## SUPPLIED INFORMATION
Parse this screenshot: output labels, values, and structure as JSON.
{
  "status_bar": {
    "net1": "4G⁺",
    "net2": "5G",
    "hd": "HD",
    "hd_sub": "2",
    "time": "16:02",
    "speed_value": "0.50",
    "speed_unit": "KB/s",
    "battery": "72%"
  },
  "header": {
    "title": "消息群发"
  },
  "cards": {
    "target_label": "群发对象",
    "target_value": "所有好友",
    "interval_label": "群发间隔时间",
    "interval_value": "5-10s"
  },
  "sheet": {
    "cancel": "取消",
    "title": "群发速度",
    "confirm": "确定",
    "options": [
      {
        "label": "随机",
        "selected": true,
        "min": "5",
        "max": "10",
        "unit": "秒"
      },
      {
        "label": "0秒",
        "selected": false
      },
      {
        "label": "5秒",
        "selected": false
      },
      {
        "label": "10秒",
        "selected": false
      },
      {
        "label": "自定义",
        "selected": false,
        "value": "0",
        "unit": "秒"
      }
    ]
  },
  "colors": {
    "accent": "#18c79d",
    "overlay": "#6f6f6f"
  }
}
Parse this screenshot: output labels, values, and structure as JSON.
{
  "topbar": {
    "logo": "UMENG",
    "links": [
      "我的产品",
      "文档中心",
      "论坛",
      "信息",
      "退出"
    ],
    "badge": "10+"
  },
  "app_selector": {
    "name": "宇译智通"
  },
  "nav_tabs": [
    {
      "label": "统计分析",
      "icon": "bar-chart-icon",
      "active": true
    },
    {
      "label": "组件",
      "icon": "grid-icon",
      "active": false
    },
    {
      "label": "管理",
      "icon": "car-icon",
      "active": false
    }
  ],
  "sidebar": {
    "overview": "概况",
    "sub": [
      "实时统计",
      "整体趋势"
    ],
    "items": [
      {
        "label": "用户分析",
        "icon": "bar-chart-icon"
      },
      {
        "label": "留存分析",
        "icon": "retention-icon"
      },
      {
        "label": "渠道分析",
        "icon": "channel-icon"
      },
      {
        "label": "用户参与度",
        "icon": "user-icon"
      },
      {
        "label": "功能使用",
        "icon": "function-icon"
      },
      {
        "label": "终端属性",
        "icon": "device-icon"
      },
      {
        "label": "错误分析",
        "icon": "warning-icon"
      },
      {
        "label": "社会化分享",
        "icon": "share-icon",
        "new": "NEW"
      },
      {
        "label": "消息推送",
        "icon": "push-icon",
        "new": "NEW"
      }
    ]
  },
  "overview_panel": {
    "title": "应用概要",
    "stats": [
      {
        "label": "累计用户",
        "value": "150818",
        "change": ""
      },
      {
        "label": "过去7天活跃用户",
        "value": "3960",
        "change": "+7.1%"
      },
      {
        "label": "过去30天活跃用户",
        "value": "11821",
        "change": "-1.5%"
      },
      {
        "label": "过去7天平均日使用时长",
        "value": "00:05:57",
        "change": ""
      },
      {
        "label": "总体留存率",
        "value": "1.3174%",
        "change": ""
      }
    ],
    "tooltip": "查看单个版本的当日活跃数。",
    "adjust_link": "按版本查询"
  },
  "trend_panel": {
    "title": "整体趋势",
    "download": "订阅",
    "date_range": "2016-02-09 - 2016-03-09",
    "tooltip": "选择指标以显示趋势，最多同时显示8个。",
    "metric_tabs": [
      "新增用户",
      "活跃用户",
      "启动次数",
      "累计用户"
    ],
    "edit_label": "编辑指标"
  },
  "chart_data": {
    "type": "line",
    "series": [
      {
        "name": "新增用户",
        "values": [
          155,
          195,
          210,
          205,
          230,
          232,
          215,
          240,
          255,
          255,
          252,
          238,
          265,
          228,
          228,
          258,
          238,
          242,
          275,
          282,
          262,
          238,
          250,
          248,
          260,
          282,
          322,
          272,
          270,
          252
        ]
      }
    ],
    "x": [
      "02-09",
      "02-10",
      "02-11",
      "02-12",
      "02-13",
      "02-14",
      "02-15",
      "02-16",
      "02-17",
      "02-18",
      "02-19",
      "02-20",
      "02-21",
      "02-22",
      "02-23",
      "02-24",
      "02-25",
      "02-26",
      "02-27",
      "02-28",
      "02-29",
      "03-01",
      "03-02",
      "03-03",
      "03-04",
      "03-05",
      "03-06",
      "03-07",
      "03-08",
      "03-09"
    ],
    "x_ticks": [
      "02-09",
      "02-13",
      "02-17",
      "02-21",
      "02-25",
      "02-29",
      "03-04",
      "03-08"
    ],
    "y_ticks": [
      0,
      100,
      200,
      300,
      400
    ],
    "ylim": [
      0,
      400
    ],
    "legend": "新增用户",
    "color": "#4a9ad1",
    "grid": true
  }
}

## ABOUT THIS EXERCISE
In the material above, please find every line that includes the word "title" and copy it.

## RESULT OF THIS EXERCISE
    "title": "消息群发"
    "title": "群发速度",
    "title": "应用概要",
    "title": "整体趋势",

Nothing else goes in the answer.